The success of the graphic novel is a recent development we should be inspired by. Its example points us in the direction of a radical narrative of the future.  Textual and visual elements can be combined to produce an art form of untold possibility. The  page is now our canvas, unrestrained by static text.  We can decide to embed graphics of all kinds in a space heretofore reserved for language. The computer is the means to do so.

The only issue I see on the horizon is how to create a viable narrative out of this new genre.  There must be some sort of cohesive whole to a work, even if the intention is to reject conventionality  for a hodgepodge of image and language. Should there be a plot of some sort?  Perhaps. I would think there must be an overarching theme to a work. But since this new genre is concerned with the visual too, should there be anything that ties it together (especially if it is a long work)?  Does an image have a narrative itself, without textual explication?
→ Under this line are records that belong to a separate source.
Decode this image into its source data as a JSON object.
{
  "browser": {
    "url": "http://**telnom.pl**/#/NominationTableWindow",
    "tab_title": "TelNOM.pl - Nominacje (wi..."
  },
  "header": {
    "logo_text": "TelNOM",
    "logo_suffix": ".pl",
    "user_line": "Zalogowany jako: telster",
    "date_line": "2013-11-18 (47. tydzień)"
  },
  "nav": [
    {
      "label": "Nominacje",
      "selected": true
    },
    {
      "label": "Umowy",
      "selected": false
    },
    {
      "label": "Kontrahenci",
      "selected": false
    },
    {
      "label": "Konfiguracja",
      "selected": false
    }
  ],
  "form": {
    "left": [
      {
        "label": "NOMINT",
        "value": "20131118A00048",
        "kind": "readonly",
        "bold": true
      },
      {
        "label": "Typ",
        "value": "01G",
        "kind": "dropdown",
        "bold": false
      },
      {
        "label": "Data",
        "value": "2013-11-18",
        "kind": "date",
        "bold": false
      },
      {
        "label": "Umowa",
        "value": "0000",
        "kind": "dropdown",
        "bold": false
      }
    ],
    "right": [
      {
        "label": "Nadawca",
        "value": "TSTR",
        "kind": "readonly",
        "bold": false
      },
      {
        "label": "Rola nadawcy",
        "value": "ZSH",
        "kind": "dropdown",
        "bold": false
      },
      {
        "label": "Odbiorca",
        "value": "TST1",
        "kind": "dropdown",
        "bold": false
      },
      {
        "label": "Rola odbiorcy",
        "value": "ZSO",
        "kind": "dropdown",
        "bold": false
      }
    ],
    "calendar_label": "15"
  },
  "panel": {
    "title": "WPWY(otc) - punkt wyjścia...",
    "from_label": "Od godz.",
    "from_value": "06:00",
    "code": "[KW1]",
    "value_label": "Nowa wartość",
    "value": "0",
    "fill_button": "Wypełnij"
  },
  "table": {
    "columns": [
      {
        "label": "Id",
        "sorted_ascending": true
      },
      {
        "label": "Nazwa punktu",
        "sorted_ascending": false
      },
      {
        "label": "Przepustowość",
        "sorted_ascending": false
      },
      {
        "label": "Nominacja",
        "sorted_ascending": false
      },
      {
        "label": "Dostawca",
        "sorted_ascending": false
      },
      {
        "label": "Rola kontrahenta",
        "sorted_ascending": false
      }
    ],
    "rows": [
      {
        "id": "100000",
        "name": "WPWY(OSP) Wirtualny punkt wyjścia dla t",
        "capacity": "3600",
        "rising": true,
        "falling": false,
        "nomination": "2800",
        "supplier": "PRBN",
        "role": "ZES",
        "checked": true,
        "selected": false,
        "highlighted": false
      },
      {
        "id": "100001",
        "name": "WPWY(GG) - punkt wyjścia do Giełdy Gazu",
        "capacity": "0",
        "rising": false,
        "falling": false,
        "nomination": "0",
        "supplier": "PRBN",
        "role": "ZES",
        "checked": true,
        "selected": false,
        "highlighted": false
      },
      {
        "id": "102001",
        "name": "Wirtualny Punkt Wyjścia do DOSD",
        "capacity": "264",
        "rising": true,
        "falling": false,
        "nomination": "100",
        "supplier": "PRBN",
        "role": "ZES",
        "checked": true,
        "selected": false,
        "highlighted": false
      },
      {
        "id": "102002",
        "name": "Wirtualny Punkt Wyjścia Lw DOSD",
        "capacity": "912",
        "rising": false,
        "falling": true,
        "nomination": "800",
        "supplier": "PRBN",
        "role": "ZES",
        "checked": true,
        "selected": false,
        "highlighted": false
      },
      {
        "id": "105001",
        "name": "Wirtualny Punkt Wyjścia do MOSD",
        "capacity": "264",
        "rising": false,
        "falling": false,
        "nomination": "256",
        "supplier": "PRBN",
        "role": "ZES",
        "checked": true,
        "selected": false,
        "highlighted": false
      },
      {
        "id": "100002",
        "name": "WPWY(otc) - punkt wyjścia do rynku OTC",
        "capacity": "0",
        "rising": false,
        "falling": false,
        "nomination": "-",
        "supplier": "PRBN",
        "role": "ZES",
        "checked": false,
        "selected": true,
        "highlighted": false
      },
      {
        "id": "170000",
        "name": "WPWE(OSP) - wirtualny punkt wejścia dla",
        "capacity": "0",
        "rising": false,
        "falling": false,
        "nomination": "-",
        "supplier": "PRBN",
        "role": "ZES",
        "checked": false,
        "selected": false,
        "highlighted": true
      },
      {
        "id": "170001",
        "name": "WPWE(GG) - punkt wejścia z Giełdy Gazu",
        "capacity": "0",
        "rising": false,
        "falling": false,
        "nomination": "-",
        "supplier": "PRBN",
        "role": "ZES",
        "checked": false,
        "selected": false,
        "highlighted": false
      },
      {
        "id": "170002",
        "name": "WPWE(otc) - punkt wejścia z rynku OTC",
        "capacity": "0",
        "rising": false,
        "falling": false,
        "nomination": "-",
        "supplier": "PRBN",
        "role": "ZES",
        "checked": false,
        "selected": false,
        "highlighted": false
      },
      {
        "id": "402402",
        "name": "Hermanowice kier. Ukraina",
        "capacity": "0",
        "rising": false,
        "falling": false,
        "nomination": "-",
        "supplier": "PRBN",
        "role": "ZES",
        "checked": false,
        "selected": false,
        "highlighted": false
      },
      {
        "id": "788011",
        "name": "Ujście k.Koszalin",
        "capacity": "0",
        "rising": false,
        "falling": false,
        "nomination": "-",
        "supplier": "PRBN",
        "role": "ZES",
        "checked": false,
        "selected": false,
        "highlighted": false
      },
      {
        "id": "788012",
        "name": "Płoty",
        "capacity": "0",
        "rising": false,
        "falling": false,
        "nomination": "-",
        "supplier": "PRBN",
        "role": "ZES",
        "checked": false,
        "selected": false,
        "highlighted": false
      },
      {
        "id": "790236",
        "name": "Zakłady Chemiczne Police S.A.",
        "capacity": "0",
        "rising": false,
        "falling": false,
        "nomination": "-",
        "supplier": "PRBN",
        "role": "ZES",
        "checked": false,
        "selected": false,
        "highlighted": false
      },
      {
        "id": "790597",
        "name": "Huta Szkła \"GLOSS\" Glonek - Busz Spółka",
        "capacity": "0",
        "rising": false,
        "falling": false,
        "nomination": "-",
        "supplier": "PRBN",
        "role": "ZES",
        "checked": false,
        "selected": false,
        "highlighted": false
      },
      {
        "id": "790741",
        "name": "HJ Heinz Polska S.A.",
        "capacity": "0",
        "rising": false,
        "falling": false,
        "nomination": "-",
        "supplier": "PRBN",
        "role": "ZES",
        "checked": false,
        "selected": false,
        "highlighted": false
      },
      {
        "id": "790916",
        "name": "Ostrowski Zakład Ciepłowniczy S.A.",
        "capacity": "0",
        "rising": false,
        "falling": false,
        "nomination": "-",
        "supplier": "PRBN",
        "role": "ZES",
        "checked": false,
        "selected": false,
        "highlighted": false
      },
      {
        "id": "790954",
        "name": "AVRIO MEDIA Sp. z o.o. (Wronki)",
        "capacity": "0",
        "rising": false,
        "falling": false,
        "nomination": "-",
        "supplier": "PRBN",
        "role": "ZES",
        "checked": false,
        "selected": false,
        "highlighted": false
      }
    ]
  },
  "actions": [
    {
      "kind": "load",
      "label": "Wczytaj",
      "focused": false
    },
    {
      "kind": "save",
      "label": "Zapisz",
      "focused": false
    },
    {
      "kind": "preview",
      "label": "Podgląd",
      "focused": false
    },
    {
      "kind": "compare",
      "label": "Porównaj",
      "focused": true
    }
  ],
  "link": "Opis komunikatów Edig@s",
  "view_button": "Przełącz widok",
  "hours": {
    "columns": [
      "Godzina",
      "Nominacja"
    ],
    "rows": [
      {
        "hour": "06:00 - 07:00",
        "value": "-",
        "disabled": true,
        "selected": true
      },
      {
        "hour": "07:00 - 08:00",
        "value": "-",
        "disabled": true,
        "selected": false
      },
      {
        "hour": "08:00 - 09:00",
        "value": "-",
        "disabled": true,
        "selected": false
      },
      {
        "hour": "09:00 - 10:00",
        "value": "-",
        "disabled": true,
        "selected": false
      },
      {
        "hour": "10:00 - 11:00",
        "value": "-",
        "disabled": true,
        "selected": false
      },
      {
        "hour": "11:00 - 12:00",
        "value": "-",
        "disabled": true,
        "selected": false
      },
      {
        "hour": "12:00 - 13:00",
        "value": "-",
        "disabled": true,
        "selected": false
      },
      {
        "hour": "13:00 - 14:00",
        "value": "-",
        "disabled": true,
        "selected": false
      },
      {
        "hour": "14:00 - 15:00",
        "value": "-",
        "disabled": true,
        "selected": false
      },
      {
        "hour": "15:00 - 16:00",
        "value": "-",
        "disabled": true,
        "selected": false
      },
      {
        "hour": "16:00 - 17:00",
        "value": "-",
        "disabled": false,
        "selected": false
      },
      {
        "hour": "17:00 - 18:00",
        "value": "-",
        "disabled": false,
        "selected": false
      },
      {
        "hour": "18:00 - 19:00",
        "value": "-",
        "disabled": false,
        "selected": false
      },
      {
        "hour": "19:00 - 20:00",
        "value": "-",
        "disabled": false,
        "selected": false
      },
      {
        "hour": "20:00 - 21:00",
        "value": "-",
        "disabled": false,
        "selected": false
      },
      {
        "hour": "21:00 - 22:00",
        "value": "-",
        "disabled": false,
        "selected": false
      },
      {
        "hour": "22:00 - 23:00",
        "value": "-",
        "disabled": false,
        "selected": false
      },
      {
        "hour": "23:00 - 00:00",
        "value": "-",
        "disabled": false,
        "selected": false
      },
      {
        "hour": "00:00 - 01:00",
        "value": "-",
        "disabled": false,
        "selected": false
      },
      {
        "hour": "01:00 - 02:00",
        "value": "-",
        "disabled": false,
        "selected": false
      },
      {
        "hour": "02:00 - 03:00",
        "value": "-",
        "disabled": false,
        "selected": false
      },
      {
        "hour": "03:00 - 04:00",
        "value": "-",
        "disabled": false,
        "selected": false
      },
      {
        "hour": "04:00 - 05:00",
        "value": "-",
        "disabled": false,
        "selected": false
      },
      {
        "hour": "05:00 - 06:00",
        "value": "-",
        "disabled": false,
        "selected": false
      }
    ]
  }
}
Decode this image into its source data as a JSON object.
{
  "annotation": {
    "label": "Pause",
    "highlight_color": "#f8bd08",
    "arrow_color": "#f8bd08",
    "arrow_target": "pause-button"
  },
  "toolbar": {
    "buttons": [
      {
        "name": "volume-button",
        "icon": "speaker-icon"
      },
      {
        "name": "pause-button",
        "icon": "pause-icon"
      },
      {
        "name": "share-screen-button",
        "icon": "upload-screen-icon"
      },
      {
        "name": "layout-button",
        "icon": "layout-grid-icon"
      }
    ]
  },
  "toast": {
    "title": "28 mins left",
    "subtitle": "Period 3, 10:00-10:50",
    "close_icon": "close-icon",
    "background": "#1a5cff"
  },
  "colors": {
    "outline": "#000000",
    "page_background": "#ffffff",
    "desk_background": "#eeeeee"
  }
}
Does a particular painting, for example, have meaning (narrative) in and of itself?  As I develop my ideas, these are questions I hope to answer.

Author: drewbdavid

Editor of Angry Old Man Magazine.